In many ways, Narrow Stairs is a return to form for Death Cab for Cutie. That being said, it doesn't necessarily show them retreading the same path again, either. What Narrow Stairs accomplishes is much more subtle and graceful. It portrays a band embracing their roots while moving towards the future. With their success and notoriety already achieved, the band challenged themselves to make an album that doesn't rely on perfection in the studio, songwriting, or performances; but one that is honest, exciting and natural. It's not exactly reinventing the wheel, but Narrow Stairs is far from a sell out or a disappointment. It is simply another solid album from a band who continues to prove themselves worthy of our admiration. And really, what more could anyone want?
1. "Bixby Canyon Bridge"
2. " I WIll Possess Your Heart"
4. "You Can Do Better Than Me"
5. "Grapevine Fires"
8 out of 10 Stars
"Narrow Stairs" (11 tracks, 45 min.) starts off with the best 1-2 punch ever: an epic opener "Bigxby Canyon Bridge", followed by an even stronger 8+ min. brooding "I Will Posess Your Heart" (1st radio single). Wow... these 15 min. of music alone are worth buying the album for. Smartly Ben Gibbard and the guys take a (musically) lighter turn after that, with tracks like "No Sunlight", "Your New Twin Sized Bed" and "You Can Do Better Than Me" (even though neither of them is a 'light' song lyrically...). Other highlights for me include "Grapevine Fires" (with great underlying keyboards) and the somber closer "The Ice Is Getting Thinner". But honestly, there isn't a single weak track as such on here. The songs are sequenced perfectly and it all flows from one to the next. Chris Walla's production is perfectly in tune with Ben Gibbard's slightly darker than usual songs. A terrific album all around (and right up there with 2003's "Transatlanticism", in my opinion).

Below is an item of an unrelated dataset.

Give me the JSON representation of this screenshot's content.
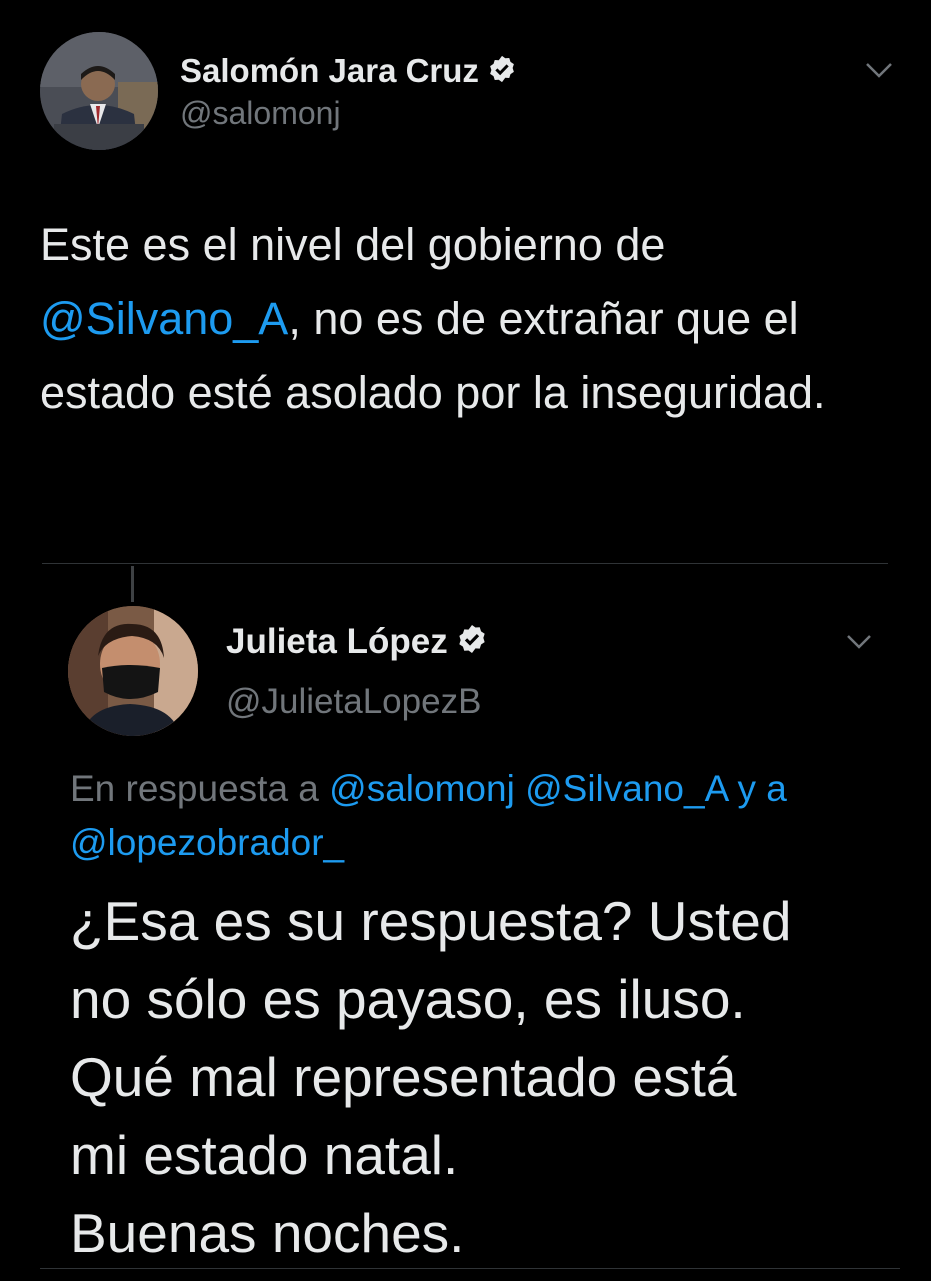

I had seen DCFC in concert before, but when I saw them at Coachella in late April, the entire band played with a vigor and passion I hadn't seen before. They played quite a few of the new songs (including "I Will Possess Your Heart", which I'm guessing is Nick's (the bass player) favorite new song, but also "Grapevine Fires"), and also bringing a couple of classics such as "Sound of Settling". In all DCFC's set was one of the more memorable of the entire Coachella festival for me. Can't wait to see them again in concert. Meanwhile "Narrow Stairs" is highly recommended!